• _Instructions to follow_
Search the data for "Glass". Return each matching line.

(Collected data)
● ● ● ●

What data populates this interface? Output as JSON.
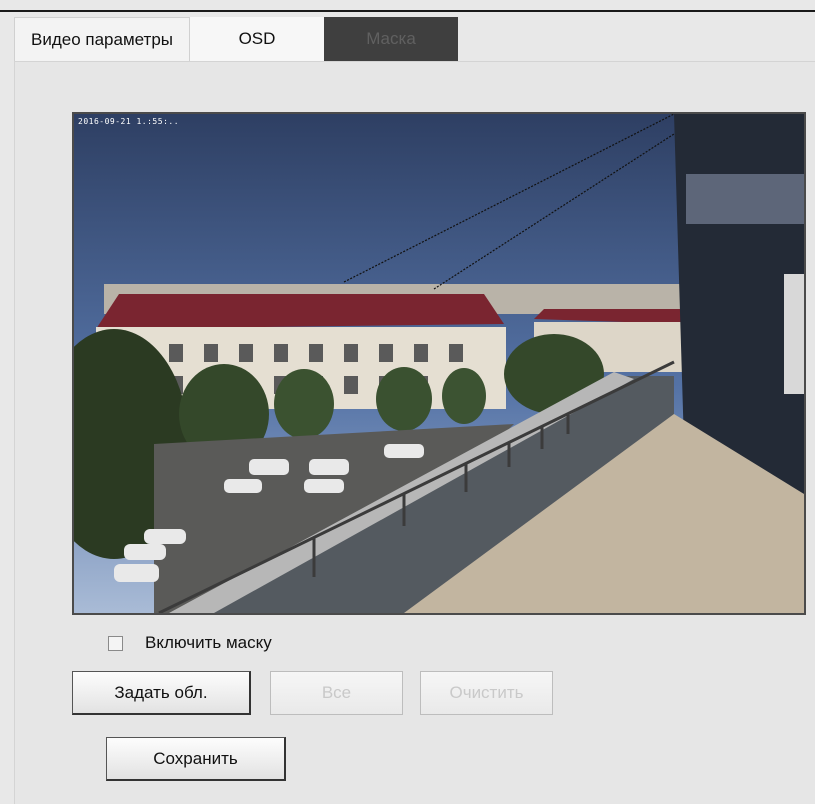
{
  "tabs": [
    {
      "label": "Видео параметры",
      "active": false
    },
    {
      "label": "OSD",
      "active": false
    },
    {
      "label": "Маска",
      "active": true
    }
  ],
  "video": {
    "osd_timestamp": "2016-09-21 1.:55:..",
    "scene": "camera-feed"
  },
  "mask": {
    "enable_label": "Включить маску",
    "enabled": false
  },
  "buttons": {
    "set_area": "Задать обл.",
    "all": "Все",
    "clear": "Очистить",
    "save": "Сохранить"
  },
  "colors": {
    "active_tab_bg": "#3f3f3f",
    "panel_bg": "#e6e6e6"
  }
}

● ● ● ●

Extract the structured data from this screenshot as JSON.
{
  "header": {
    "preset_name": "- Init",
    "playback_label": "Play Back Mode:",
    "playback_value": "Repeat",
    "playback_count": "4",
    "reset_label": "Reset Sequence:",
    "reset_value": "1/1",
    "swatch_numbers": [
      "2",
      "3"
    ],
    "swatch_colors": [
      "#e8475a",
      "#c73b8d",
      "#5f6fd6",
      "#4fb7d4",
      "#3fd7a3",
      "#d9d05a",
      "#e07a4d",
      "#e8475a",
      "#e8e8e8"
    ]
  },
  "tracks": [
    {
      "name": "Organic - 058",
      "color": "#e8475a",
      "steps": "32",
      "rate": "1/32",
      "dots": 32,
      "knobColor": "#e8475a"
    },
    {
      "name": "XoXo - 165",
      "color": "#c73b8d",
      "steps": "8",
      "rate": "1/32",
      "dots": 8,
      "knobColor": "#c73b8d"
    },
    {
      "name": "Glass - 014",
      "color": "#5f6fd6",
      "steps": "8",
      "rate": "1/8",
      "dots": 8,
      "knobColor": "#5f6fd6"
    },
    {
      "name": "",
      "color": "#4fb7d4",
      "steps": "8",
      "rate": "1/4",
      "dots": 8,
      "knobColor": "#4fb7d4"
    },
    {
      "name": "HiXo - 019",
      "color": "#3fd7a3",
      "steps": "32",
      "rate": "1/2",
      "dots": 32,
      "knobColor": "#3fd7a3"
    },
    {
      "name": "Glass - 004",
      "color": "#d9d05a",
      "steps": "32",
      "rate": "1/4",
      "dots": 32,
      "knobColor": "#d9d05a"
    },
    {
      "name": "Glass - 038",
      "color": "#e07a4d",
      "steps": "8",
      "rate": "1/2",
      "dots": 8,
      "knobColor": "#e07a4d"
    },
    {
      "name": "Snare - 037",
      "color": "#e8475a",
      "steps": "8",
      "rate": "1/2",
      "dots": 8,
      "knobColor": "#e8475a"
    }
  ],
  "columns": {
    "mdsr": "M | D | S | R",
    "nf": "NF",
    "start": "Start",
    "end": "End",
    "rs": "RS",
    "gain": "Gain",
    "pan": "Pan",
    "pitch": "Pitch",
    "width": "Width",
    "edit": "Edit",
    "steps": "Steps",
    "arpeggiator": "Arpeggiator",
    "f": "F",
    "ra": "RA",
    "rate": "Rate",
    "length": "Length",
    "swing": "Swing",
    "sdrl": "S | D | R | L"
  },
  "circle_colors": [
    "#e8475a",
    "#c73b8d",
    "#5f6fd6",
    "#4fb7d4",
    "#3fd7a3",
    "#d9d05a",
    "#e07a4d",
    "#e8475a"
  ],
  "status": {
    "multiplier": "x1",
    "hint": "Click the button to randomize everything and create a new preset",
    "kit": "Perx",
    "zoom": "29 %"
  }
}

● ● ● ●

• _Output below_
      "name": "Glass - 014",
      "name": "Glass - 004",
      "name": "Glass - 038",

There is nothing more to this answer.